■ Directions
Work out how many lines of the records hold the string "Schimbles", and reply with that number alone.

■ Material to process
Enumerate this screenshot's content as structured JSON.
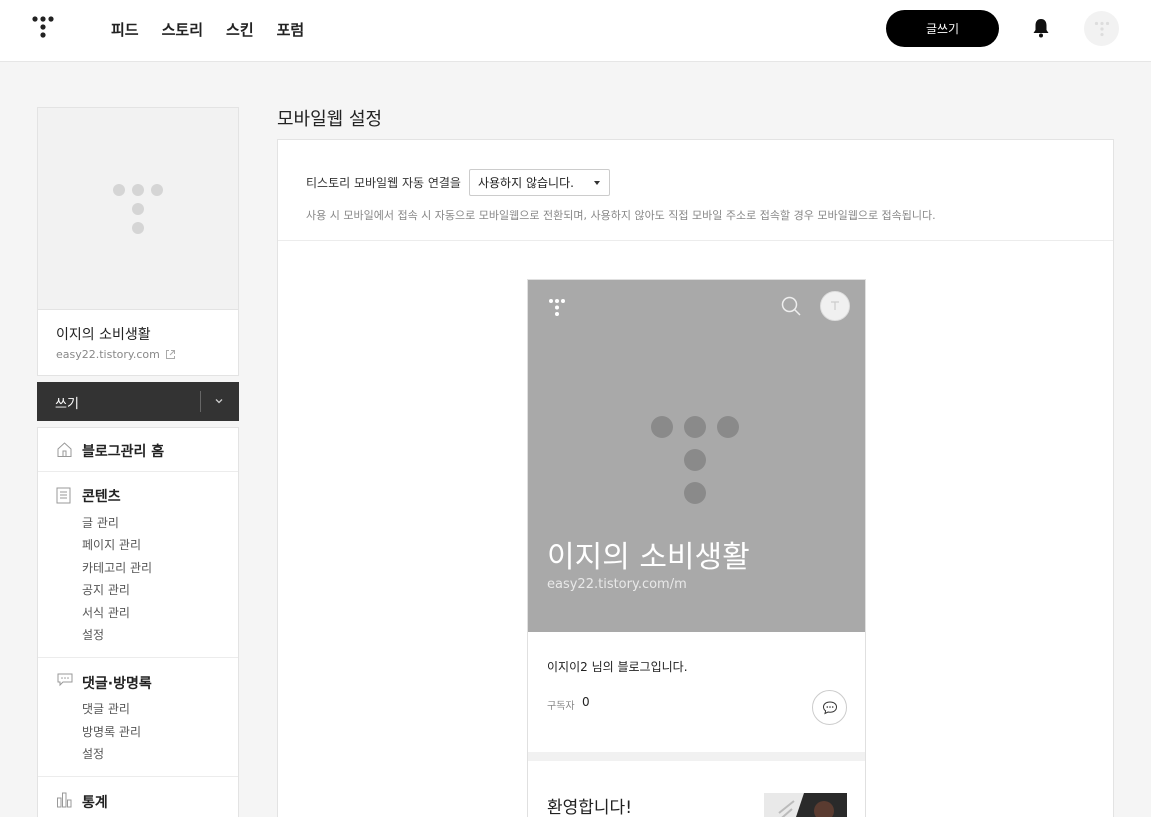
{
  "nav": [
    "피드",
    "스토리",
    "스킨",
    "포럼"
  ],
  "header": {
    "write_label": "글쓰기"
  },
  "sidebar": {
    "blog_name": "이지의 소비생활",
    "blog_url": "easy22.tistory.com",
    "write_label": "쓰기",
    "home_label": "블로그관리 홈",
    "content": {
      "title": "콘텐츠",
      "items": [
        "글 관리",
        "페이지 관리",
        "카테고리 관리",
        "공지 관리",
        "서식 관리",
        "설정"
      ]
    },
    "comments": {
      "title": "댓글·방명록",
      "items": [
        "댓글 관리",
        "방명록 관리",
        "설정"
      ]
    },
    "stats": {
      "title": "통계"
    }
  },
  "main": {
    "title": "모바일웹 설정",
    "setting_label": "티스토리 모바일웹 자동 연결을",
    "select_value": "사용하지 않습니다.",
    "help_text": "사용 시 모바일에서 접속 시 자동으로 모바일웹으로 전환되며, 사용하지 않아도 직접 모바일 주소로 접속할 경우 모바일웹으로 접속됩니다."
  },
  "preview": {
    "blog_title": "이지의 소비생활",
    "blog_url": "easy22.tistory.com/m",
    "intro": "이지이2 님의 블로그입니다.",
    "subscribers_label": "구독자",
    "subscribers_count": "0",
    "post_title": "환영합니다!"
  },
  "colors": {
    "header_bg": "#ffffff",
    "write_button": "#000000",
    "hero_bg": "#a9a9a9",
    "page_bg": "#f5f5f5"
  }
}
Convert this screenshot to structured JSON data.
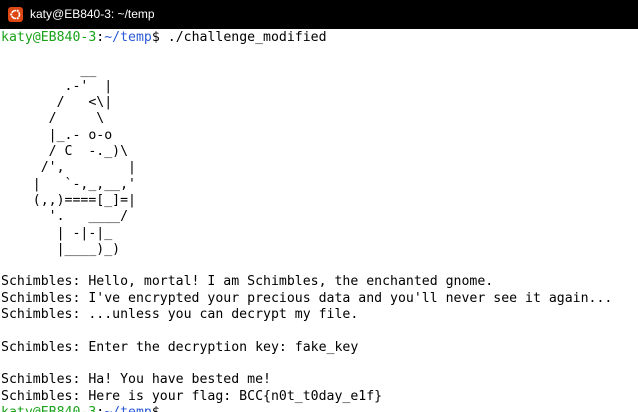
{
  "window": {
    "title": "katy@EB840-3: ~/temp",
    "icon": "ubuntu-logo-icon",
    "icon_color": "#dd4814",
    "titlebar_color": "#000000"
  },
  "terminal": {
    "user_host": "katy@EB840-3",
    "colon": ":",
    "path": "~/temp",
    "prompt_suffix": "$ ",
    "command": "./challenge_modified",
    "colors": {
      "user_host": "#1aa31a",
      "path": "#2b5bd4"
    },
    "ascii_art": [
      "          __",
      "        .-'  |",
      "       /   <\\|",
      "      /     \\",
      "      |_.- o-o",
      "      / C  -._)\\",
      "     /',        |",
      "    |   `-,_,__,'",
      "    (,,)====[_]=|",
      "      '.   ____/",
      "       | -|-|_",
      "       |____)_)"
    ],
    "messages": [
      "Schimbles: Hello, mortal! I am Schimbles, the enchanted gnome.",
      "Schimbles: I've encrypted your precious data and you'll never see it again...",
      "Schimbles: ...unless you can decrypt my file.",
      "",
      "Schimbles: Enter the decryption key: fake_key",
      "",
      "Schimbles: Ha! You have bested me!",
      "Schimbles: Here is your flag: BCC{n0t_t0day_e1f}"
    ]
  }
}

■ Worked solution
6